◆ **What you should do**: Only the number is requested. Tally the lines of the data that hold the string "your".

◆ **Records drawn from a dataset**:
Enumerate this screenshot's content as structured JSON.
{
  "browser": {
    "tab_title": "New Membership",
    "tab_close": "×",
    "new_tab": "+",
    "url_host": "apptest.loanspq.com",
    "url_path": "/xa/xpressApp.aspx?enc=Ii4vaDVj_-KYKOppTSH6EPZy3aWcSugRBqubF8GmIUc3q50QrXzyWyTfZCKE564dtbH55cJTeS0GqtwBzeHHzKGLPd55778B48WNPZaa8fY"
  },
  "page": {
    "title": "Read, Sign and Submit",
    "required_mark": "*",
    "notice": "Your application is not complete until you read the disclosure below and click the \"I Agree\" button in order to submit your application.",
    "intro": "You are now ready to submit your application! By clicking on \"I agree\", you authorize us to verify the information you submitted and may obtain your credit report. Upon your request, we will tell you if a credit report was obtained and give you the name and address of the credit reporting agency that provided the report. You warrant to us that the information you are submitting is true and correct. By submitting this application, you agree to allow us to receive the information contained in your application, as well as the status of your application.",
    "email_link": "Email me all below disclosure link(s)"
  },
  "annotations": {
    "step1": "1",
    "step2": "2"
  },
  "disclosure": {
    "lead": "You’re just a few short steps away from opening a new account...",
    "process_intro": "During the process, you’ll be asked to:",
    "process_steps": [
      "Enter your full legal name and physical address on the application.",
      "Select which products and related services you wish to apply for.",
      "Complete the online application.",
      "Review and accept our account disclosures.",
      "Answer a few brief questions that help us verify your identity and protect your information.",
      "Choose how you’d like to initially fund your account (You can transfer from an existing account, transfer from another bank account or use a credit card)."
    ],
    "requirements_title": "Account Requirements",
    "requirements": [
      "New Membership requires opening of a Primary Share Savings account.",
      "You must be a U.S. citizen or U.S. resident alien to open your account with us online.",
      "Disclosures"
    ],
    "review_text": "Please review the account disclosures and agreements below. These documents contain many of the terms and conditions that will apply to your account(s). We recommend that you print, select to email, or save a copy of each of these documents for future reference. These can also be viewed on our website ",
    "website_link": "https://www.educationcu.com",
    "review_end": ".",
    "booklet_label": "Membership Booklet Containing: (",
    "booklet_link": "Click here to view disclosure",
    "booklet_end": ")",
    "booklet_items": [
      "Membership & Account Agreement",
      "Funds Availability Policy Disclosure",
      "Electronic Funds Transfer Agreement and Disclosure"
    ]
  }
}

◆ **Reply to the task**: 7